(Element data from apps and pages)
☆ ☆ ☆ ☆

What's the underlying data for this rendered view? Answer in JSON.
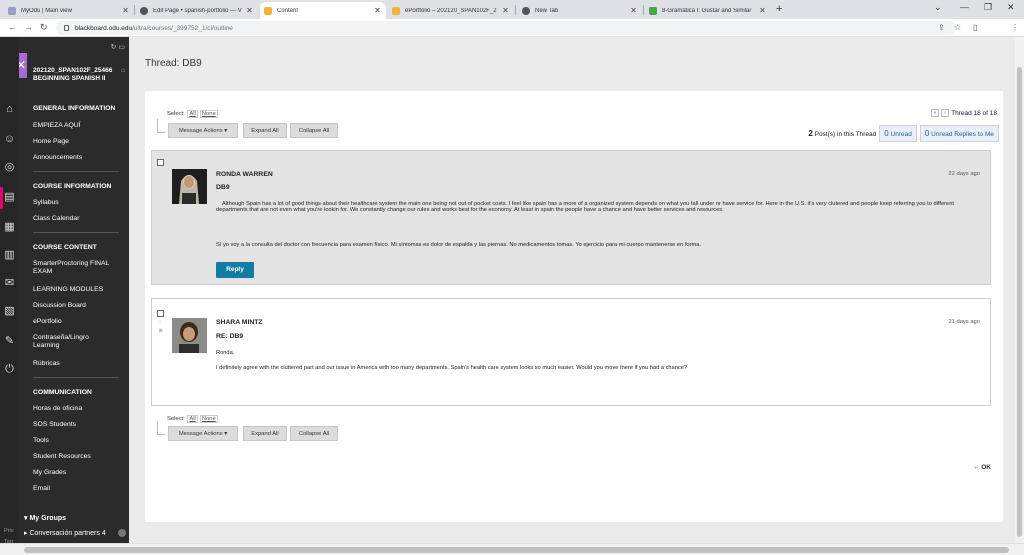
{
  "browser": {
    "tabs": [
      {
        "title": "MyOdu | Main view",
        "color": "#9aa0c7"
      },
      {
        "title": "Edit Page • spanish-portfolio — V",
        "color": "#555"
      },
      {
        "title": "Content",
        "color": "#f0b43c"
      },
      {
        "title": "ePortfolio – 202120_SPAN102F_2",
        "color": "#f0b43c"
      },
      {
        "title": "New Tab",
        "color": "#555"
      },
      {
        "title": "8-Gramática I: Gustar and Similar",
        "color": "#4ca34c"
      }
    ],
    "url_host": "blackboard.odu.edu",
    "url_path": "/ultra/courses/_399752_1/cl/outline"
  },
  "sidebar": {
    "course_title": "202120_SPAN102F_25466 BEGINNING SPANISH II",
    "sections": [
      {
        "title": "GENERAL INFORMATION",
        "items": [
          "EMPIEZA AQUÍ",
          "Home Page",
          "Announcements"
        ]
      },
      {
        "title": "COURSE INFORMATION",
        "items": [
          "Syllabus",
          "Class Calendar"
        ]
      },
      {
        "title": "COURSE CONTENT",
        "items": [
          "SmarterProctoring FINAL EXAM",
          "LEARNING MODULES",
          "Discussion Board",
          "ePortfolio",
          "Contraseña/Lingro Learning",
          "Rúbricas"
        ]
      },
      {
        "title": "COMMUNICATION",
        "items": [
          "Horas de oficina",
          "SOS Students",
          "Tools",
          "Student Resources",
          "My Grades",
          "Email"
        ]
      }
    ],
    "my_groups": "My Groups",
    "group_item": "Conversación partners 4"
  },
  "thread": {
    "title": "Thread: DB9",
    "select_label": "Select:",
    "select_all": "All",
    "select_none": "None",
    "message_actions": "Message Actions",
    "expand_all": "Expand All",
    "collapse_all": "Collapse All",
    "pager": "Thread 18 of 18",
    "posts_count": "2",
    "posts_label": "Post(s) in this Thread",
    "unread_count": "0",
    "unread_label": "Unread",
    "unread_replies_count": "0",
    "unread_replies_label": "Unread Replies to Me",
    "ok": "OK"
  },
  "posts": [
    {
      "author": "RONDA WARREN",
      "title": "DB9",
      "date": "22 days ago",
      "p1": "Although Spain has a lot of good things about their healthcare system the main one being not out of pocket costs. I feel like spain has a more of a organized system depends on what you fall under or have service for. Here in the U.S. it's very clutered and people keep referring you to different departments that are not even what you're lookin for. We constantly change our rules and works best for the economy. At least in spain the people have a chance and have better services and resources.",
      "p2": "Sí yo voy a la consulta del doctor con frecuencia para examen físico. Mi síntomas es dolor de espalda y las piernas. No medicamentos tomas. Yo ejercicio para mi cuerpo mantenerse en forma.",
      "reply": "Reply"
    },
    {
      "author": "SHARA MINTZ",
      "title": "RE: DB9",
      "date": "21 days ago",
      "p1": "Ronda,",
      "p2": "I definitely agree with the cluttered part and our issue in America with too many departments. Spain's health care system looks so much easier. Would you move there if you had a chance?"
    }
  ],
  "footer": {
    "line1": "Priv",
    "line2": "Terr"
  }
}
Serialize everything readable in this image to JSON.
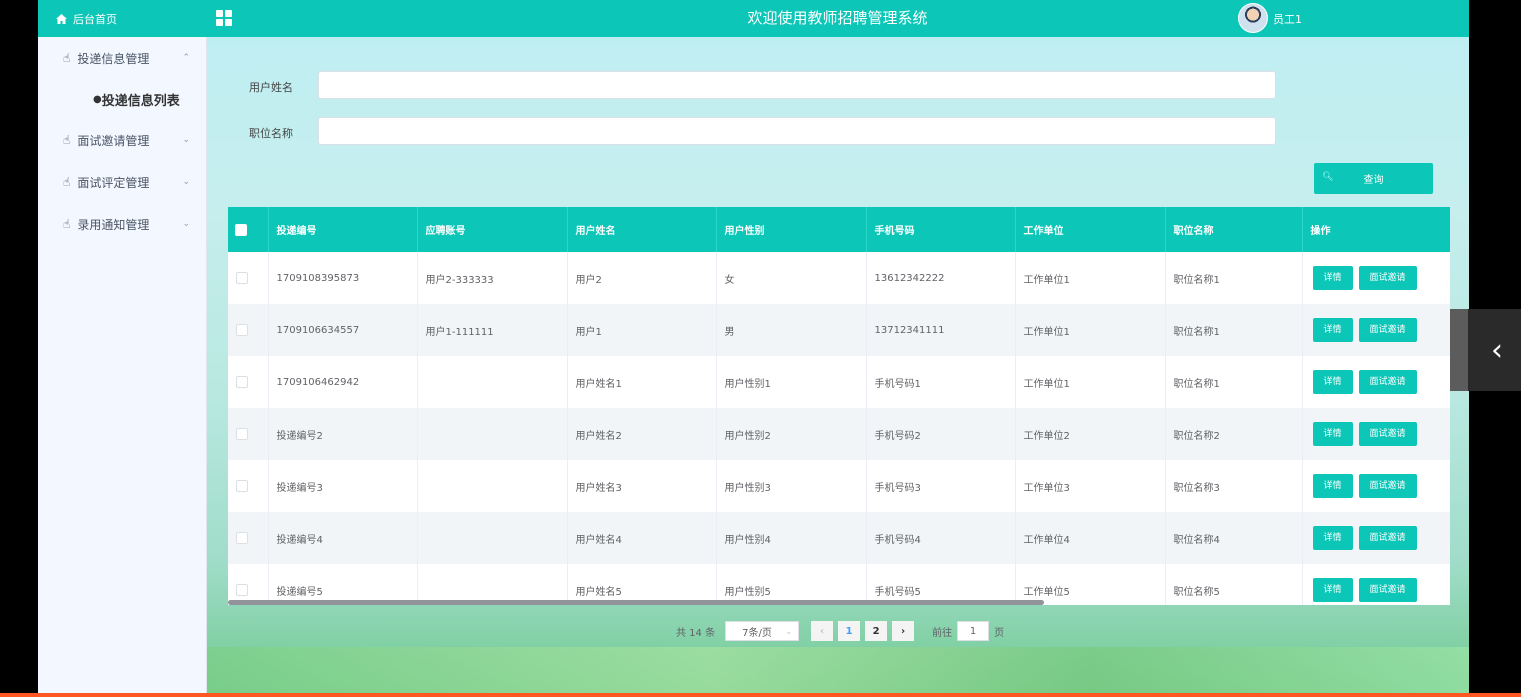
{
  "colors": {
    "accent": "#0cc7b7",
    "page_bg": "#eef3fb"
  },
  "sidebar": {
    "home_label": "后台首页",
    "groups": [
      {
        "label": "投递信息管理",
        "expanded": true,
        "children": [
          "投递信息列表"
        ]
      },
      {
        "label": "面试邀请管理",
        "expanded": false
      },
      {
        "label": "面试评定管理",
        "expanded": false
      },
      {
        "label": "录用通知管理",
        "expanded": false
      }
    ]
  },
  "header": {
    "title": "欢迎使用教师招聘管理系统",
    "user_name": "员工1"
  },
  "search": {
    "fields": [
      {
        "label": "用户姓名",
        "value": "",
        "placeholder": ""
      },
      {
        "label": "职位名称",
        "value": "",
        "placeholder": ""
      }
    ],
    "query_label": "查询"
  },
  "table": {
    "headers": [
      "投递编号",
      "应聘账号",
      "用户姓名",
      "用户性别",
      "手机号码",
      "工作单位",
      "职位名称",
      "操作"
    ],
    "rows": [
      [
        "1709108395873",
        "用户2-333333",
        "用户2",
        "女",
        "13612342222",
        "工作单位1",
        "职位名称1"
      ],
      [
        "1709106634557",
        "用户1-111111",
        "用户1",
        "男",
        "13712341111",
        "工作单位1",
        "职位名称1"
      ],
      [
        "1709106462942",
        "",
        "用户姓名1",
        "用户性别1",
        "手机号码1",
        "工作单位1",
        "职位名称1"
      ],
      [
        "投递编号2",
        "",
        "用户姓名2",
        "用户性别2",
        "手机号码2",
        "工作单位2",
        "职位名称2"
      ],
      [
        "投递编号3",
        "",
        "用户姓名3",
        "用户性别3",
        "手机号码3",
        "工作单位3",
        "职位名称3"
      ],
      [
        "投递编号4",
        "",
        "用户姓名4",
        "用户性别4",
        "手机号码4",
        "工作单位4",
        "职位名称4"
      ],
      [
        "投递编号5",
        "",
        "用户姓名5",
        "用户性别5",
        "手机号码5",
        "工作单位5",
        "职位名称5"
      ]
    ],
    "row_actions": [
      "详情",
      "面试邀请"
    ]
  },
  "pagination": {
    "total_text": "共 14 条",
    "page_size": "7条/页",
    "pages": [
      "1",
      "2"
    ],
    "current_page": "1",
    "goto_label": "前往",
    "goto_value": "1",
    "page_suffix": "页"
  }
}
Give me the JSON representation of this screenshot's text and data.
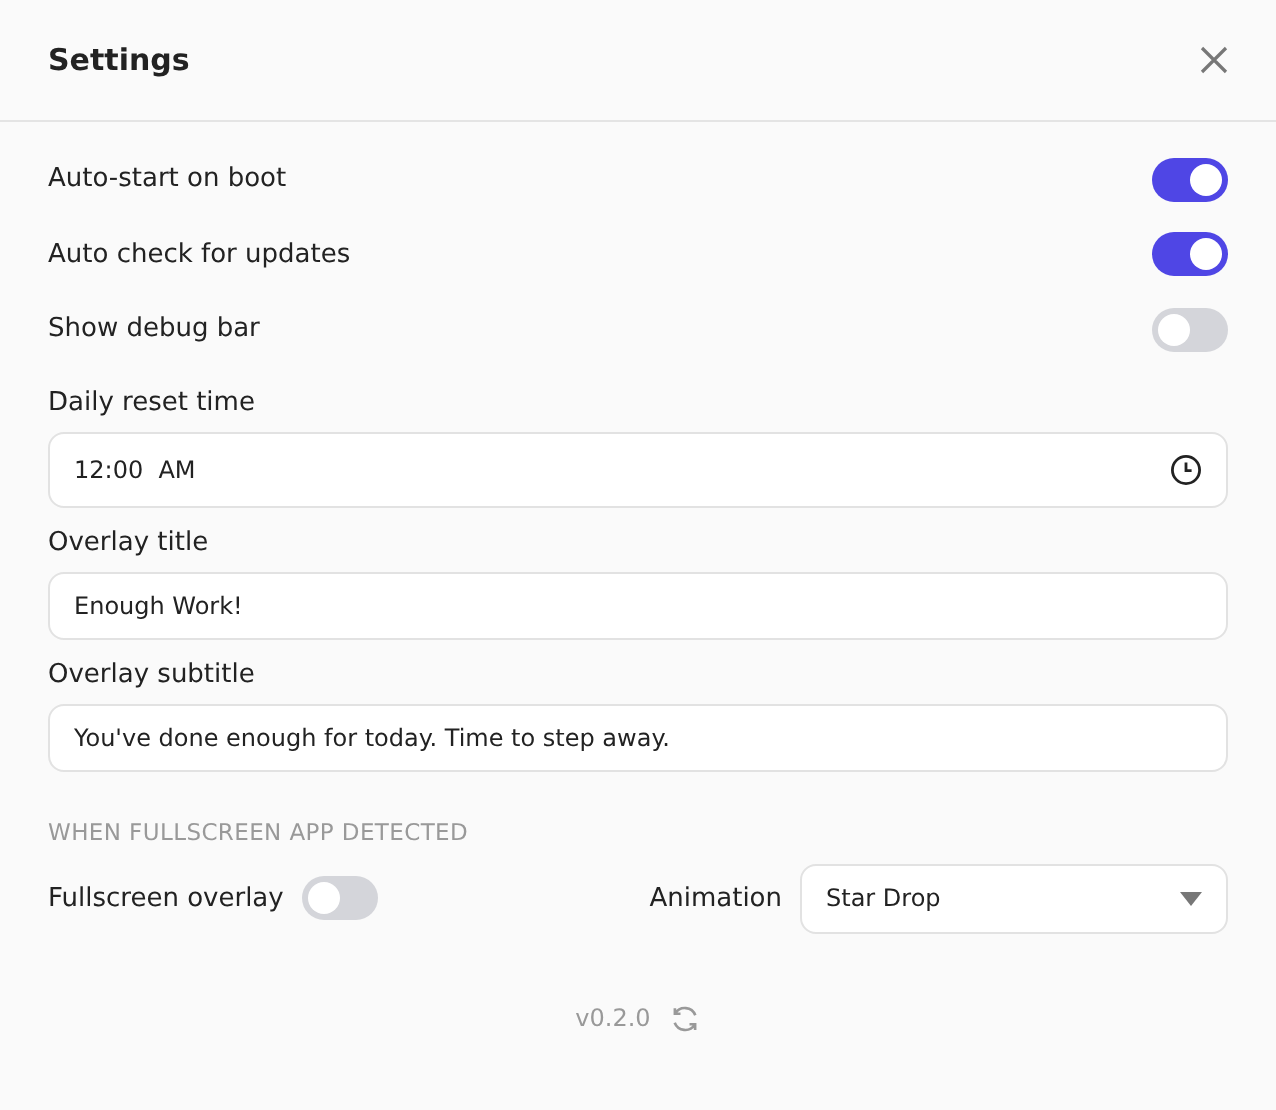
{
  "window": {
    "title": "Settings"
  },
  "toggles": [
    {
      "label": "Auto-start on boot",
      "on": true
    },
    {
      "label": "Auto check for updates",
      "on": true
    },
    {
      "label": "Show debug bar",
      "on": false
    }
  ],
  "fields": [
    {
      "label": "Daily reset time",
      "value": "12:00  AM",
      "kind": "time"
    },
    {
      "label": "Overlay title",
      "value": "Enough Work!",
      "kind": "text"
    },
    {
      "label": "Overlay subtitle",
      "value": "You've done enough for today. Time to step away.",
      "kind": "text"
    }
  ],
  "fullscreen_section": {
    "heading": "WHEN FULLSCREEN APP DETECTED",
    "overlay_label": "Fullscreen overlay",
    "overlay_on": false,
    "animation_label": "Animation",
    "animation_value": "Star Drop"
  },
  "footer": {
    "version": "v0.2.0"
  }
}
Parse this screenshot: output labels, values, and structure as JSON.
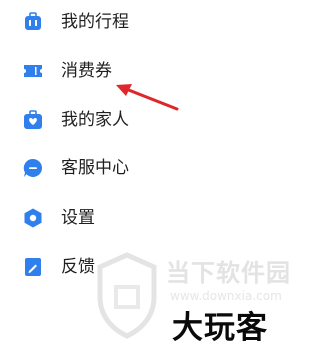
{
  "menu": {
    "items": [
      {
        "label": "我的行程",
        "icon": "itinerary-icon"
      },
      {
        "label": "消费券",
        "icon": "coupon-icon"
      },
      {
        "label": "我的家人",
        "icon": "family-icon"
      },
      {
        "label": "客服中心",
        "icon": "customer-service-icon"
      },
      {
        "label": "设置",
        "icon": "settings-icon"
      },
      {
        "label": "反馈",
        "icon": "feedback-icon"
      }
    ]
  },
  "annotation": {
    "color": "#e0262a",
    "target": "消费券"
  },
  "watermark": {
    "brand": "当下软件园",
    "url": "www.downxia.com",
    "mark": "大玩客"
  },
  "colors": {
    "icon": "#2f80ed",
    "text": "#1f1f1f"
  }
}
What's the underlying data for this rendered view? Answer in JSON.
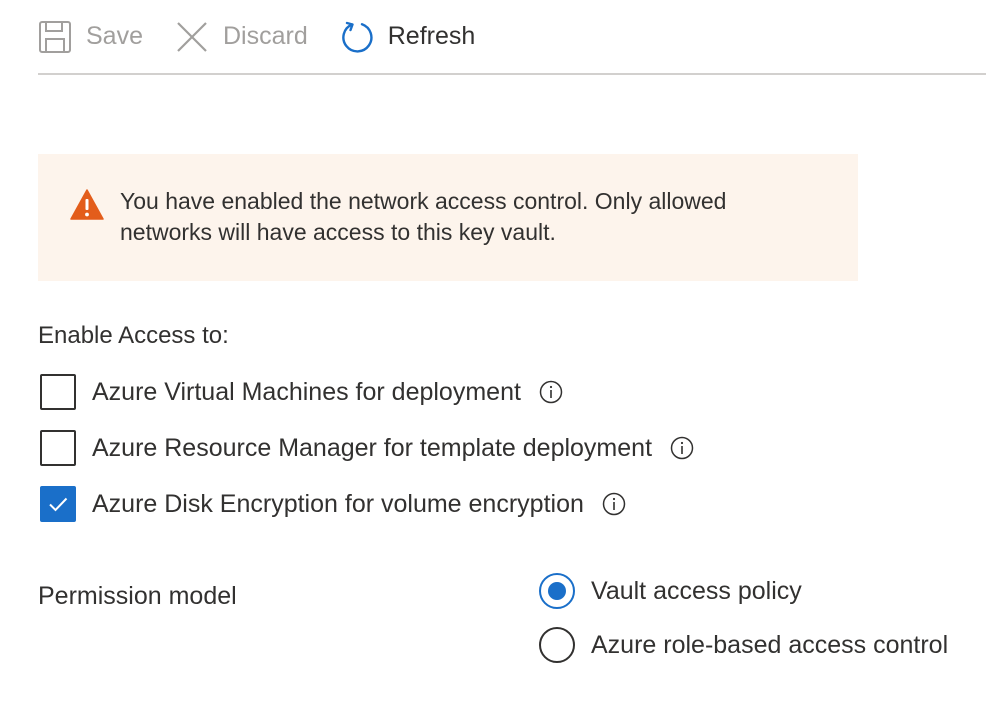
{
  "toolbar": {
    "save_label": "Save",
    "discard_label": "Discard",
    "refresh_label": "Refresh"
  },
  "banner": {
    "icon": "warning-icon",
    "message_line1": "You have enabled the network access control. Only allowed",
    "message_line2": "networks will have access to this key vault."
  },
  "access": {
    "label": "Enable Access to:",
    "options": [
      {
        "label": "Azure Virtual Machines for deployment",
        "checked": false
      },
      {
        "label": "Azure Resource Manager for template deployment",
        "checked": false
      },
      {
        "label": "Azure Disk Encryption for volume encryption",
        "checked": true
      }
    ]
  },
  "permission": {
    "label": "Permission model",
    "options": [
      {
        "label": "Vault access policy",
        "selected": true
      },
      {
        "label": "Azure role-based access control",
        "selected": false
      }
    ]
  },
  "colors": {
    "accent": "#1a6fc9",
    "warning": "#e35d1b",
    "banner_bg": "#fdf4ec",
    "disabled_text": "#a19f9d"
  }
}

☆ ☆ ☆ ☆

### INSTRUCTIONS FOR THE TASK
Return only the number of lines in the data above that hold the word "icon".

### ANSWER SECTION
8